“Most participants expressed a view that it could well become appropriate to raise the target range for the federal-funds rate relatively soon,” the Fed minutes showed.
Following the release of the FOMC meeting minutes, the 30-day Fed funds futures markets is assigning a 93.5% probability for a 25 basis point rate hike when the Fed meets on December 13 – 14.
Since the November FOMC meeting, the US economy has posted steady gains with the unemployment rate falling below 5% again and wages also seen rising. Inflation expectations continued to strengthen with the PCE price index rising 1.2% in September, which was the biggest increase in nearly two years.
Adding to the pace of economic activity was also the US presidential election which has further strengthened the case for inflation to rise faster than expected on promises that Trump will boost spending in certain key areas of the economy.

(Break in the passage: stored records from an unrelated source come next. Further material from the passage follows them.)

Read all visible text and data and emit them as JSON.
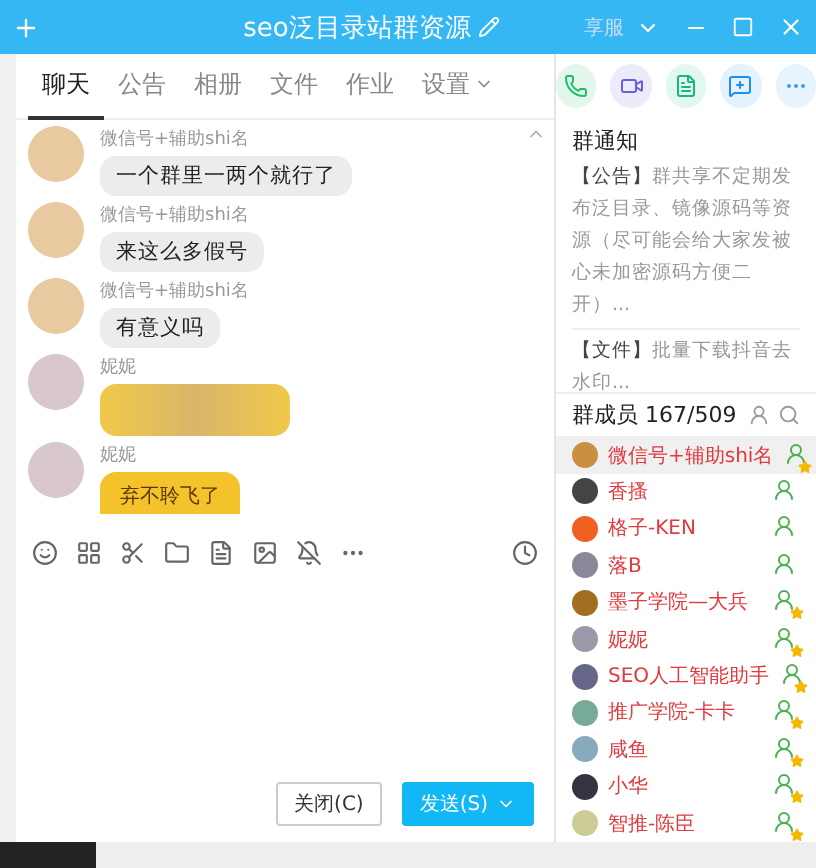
{
  "window": {
    "title": "seo泛目录站群资源",
    "account": "享服"
  },
  "tabs": [
    {
      "label": "聊天",
      "selected": true
    },
    {
      "label": "公告",
      "selected": false
    },
    {
      "label": "相册",
      "selected": false
    },
    {
      "label": "文件",
      "selected": false
    },
    {
      "label": "作业",
      "selected": false
    },
    {
      "label": "设置",
      "selected": false,
      "dropdown": true
    }
  ],
  "messages": [
    {
      "sender": "微信号+辅助shi名",
      "kind": "text",
      "text": "一个群里一两个就行了"
    },
    {
      "sender": "微信号+辅助shi名",
      "kind": "text",
      "text": "来这么多假号"
    },
    {
      "sender": "微信号+辅助shi名",
      "kind": "text",
      "text": "有意义吗"
    },
    {
      "sender": "妮妮",
      "kind": "blurred"
    },
    {
      "sender": "妮妮",
      "kind": "sticker",
      "text": "弃不聆飞了"
    }
  ],
  "notice": {
    "title": "群通知",
    "items": [
      {
        "tag": "【公告】",
        "text": "群共享不定期发布泛目录、镜像源码等资源（尽可能会给大家发被心未加密源码方便二开）..."
      },
      {
        "tag": "【文件】",
        "text": "批量下载抖音去水印..."
      }
    ]
  },
  "members": {
    "title": "群成员",
    "count": "167/509",
    "list": [
      {
        "name": "微信号+辅助shi名",
        "starred": true,
        "selected": true
      },
      {
        "name": "香搔",
        "starred": false,
        "selected": false
      },
      {
        "name": "格子-KEN",
        "starred": false,
        "selected": false
      },
      {
        "name": "落B",
        "starred": false,
        "selected": false
      },
      {
        "name": "墨子学院—大兵",
        "starred": true,
        "selected": false
      },
      {
        "name": "妮妮",
        "starred": true,
        "selected": false
      },
      {
        "name": "SEO人工智能助手",
        "starred": true,
        "selected": false
      },
      {
        "name": "推广学院-卡卡",
        "starred": true,
        "selected": false
      },
      {
        "name": "咸鱼",
        "starred": true,
        "selected": false
      },
      {
        "name": "小华",
        "starred": true,
        "selected": false
      },
      {
        "name": "智推-陈臣",
        "starred": true,
        "selected": false
      }
    ]
  },
  "buttons": {
    "close": "关闭(C)",
    "send": "发送(S)"
  }
}
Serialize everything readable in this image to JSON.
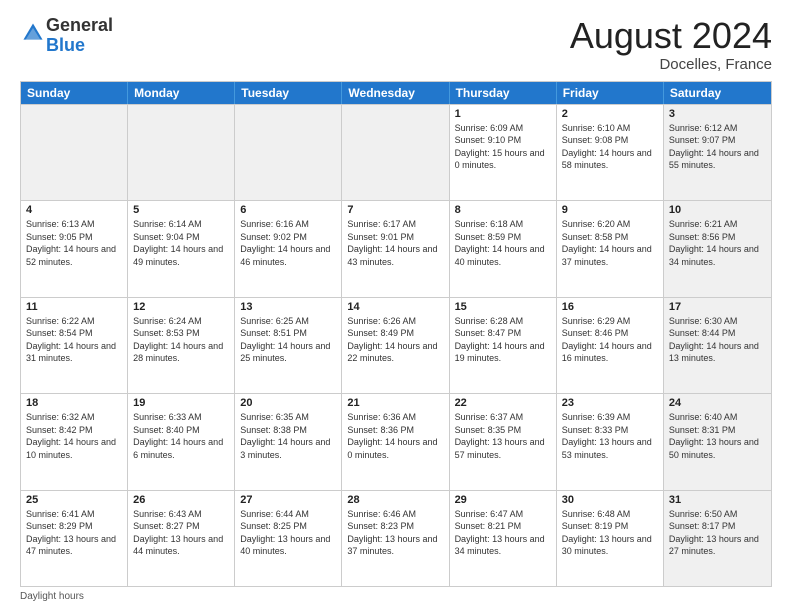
{
  "header": {
    "logo_line1": "General",
    "logo_line2": "Blue",
    "month_title": "August 2024",
    "location": "Docelles, France"
  },
  "days_of_week": [
    "Sunday",
    "Monday",
    "Tuesday",
    "Wednesday",
    "Thursday",
    "Friday",
    "Saturday"
  ],
  "weeks": [
    [
      {
        "day": "",
        "info": "",
        "shaded": true
      },
      {
        "day": "",
        "info": "",
        "shaded": true
      },
      {
        "day": "",
        "info": "",
        "shaded": true
      },
      {
        "day": "",
        "info": "",
        "shaded": true
      },
      {
        "day": "1",
        "info": "Sunrise: 6:09 AM\nSunset: 9:10 PM\nDaylight: 15 hours and 0 minutes.",
        "shaded": false
      },
      {
        "day": "2",
        "info": "Sunrise: 6:10 AM\nSunset: 9:08 PM\nDaylight: 14 hours and 58 minutes.",
        "shaded": false
      },
      {
        "day": "3",
        "info": "Sunrise: 6:12 AM\nSunset: 9:07 PM\nDaylight: 14 hours and 55 minutes.",
        "shaded": true
      }
    ],
    [
      {
        "day": "4",
        "info": "Sunrise: 6:13 AM\nSunset: 9:05 PM\nDaylight: 14 hours and 52 minutes.",
        "shaded": false
      },
      {
        "day": "5",
        "info": "Sunrise: 6:14 AM\nSunset: 9:04 PM\nDaylight: 14 hours and 49 minutes.",
        "shaded": false
      },
      {
        "day": "6",
        "info": "Sunrise: 6:16 AM\nSunset: 9:02 PM\nDaylight: 14 hours and 46 minutes.",
        "shaded": false
      },
      {
        "day": "7",
        "info": "Sunrise: 6:17 AM\nSunset: 9:01 PM\nDaylight: 14 hours and 43 minutes.",
        "shaded": false
      },
      {
        "day": "8",
        "info": "Sunrise: 6:18 AM\nSunset: 8:59 PM\nDaylight: 14 hours and 40 minutes.",
        "shaded": false
      },
      {
        "day": "9",
        "info": "Sunrise: 6:20 AM\nSunset: 8:58 PM\nDaylight: 14 hours and 37 minutes.",
        "shaded": false
      },
      {
        "day": "10",
        "info": "Sunrise: 6:21 AM\nSunset: 8:56 PM\nDaylight: 14 hours and 34 minutes.",
        "shaded": true
      }
    ],
    [
      {
        "day": "11",
        "info": "Sunrise: 6:22 AM\nSunset: 8:54 PM\nDaylight: 14 hours and 31 minutes.",
        "shaded": false
      },
      {
        "day": "12",
        "info": "Sunrise: 6:24 AM\nSunset: 8:53 PM\nDaylight: 14 hours and 28 minutes.",
        "shaded": false
      },
      {
        "day": "13",
        "info": "Sunrise: 6:25 AM\nSunset: 8:51 PM\nDaylight: 14 hours and 25 minutes.",
        "shaded": false
      },
      {
        "day": "14",
        "info": "Sunrise: 6:26 AM\nSunset: 8:49 PM\nDaylight: 14 hours and 22 minutes.",
        "shaded": false
      },
      {
        "day": "15",
        "info": "Sunrise: 6:28 AM\nSunset: 8:47 PM\nDaylight: 14 hours and 19 minutes.",
        "shaded": false
      },
      {
        "day": "16",
        "info": "Sunrise: 6:29 AM\nSunset: 8:46 PM\nDaylight: 14 hours and 16 minutes.",
        "shaded": false
      },
      {
        "day": "17",
        "info": "Sunrise: 6:30 AM\nSunset: 8:44 PM\nDaylight: 14 hours and 13 minutes.",
        "shaded": true
      }
    ],
    [
      {
        "day": "18",
        "info": "Sunrise: 6:32 AM\nSunset: 8:42 PM\nDaylight: 14 hours and 10 minutes.",
        "shaded": false
      },
      {
        "day": "19",
        "info": "Sunrise: 6:33 AM\nSunset: 8:40 PM\nDaylight: 14 hours and 6 minutes.",
        "shaded": false
      },
      {
        "day": "20",
        "info": "Sunrise: 6:35 AM\nSunset: 8:38 PM\nDaylight: 14 hours and 3 minutes.",
        "shaded": false
      },
      {
        "day": "21",
        "info": "Sunrise: 6:36 AM\nSunset: 8:36 PM\nDaylight: 14 hours and 0 minutes.",
        "shaded": false
      },
      {
        "day": "22",
        "info": "Sunrise: 6:37 AM\nSunset: 8:35 PM\nDaylight: 13 hours and 57 minutes.",
        "shaded": false
      },
      {
        "day": "23",
        "info": "Sunrise: 6:39 AM\nSunset: 8:33 PM\nDaylight: 13 hours and 53 minutes.",
        "shaded": false
      },
      {
        "day": "24",
        "info": "Sunrise: 6:40 AM\nSunset: 8:31 PM\nDaylight: 13 hours and 50 minutes.",
        "shaded": true
      }
    ],
    [
      {
        "day": "25",
        "info": "Sunrise: 6:41 AM\nSunset: 8:29 PM\nDaylight: 13 hours and 47 minutes.",
        "shaded": false
      },
      {
        "day": "26",
        "info": "Sunrise: 6:43 AM\nSunset: 8:27 PM\nDaylight: 13 hours and 44 minutes.",
        "shaded": false
      },
      {
        "day": "27",
        "info": "Sunrise: 6:44 AM\nSunset: 8:25 PM\nDaylight: 13 hours and 40 minutes.",
        "shaded": false
      },
      {
        "day": "28",
        "info": "Sunrise: 6:46 AM\nSunset: 8:23 PM\nDaylight: 13 hours and 37 minutes.",
        "shaded": false
      },
      {
        "day": "29",
        "info": "Sunrise: 6:47 AM\nSunset: 8:21 PM\nDaylight: 13 hours and 34 minutes.",
        "shaded": false
      },
      {
        "day": "30",
        "info": "Sunrise: 6:48 AM\nSunset: 8:19 PM\nDaylight: 13 hours and 30 minutes.",
        "shaded": false
      },
      {
        "day": "31",
        "info": "Sunrise: 6:50 AM\nSunset: 8:17 PM\nDaylight: 13 hours and 27 minutes.",
        "shaded": true
      }
    ]
  ],
  "footer": {
    "daylight_label": "Daylight hours"
  }
}
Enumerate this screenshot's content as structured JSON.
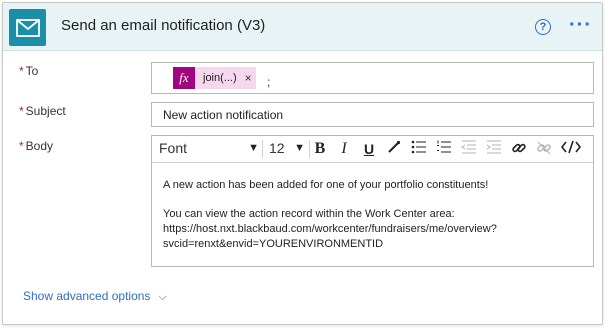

Spot gold drops 2 percent closing at a 10-month low
Although the Fed minutes did not add anything new for the markets, the US dollar continued to keep up its gains. Ahead of the Fed minutes, US durable goods orders data showed a strong increase in October.
According to official data, new orders for durable goods rose 4.8% in October beating the consensus estimates of 1.7%, while orders excluding transportation jumped 1.0% in October, rising above 0.2% forecasts. On a year over year basis, orders rose 2.1% while rising 0.3% excluding transportation. The jump in durable goods orders came with aircraft orders.
The better than expected report saw the US dollar gain momentum. Gold prices which flat for nearly three days broke down below the psychological support of $1200, closing yesterday at $1188.15.
The US dollar was seen posting another day of strong gains as a result but was only weaker against the British pound which gained on the back of new budget announcements.
Looking ahead, the markets will likely slow down into Thursday and Friday. US markets are closed on account of Thanksgiving holiday with Friday likely to see slow trading volumes.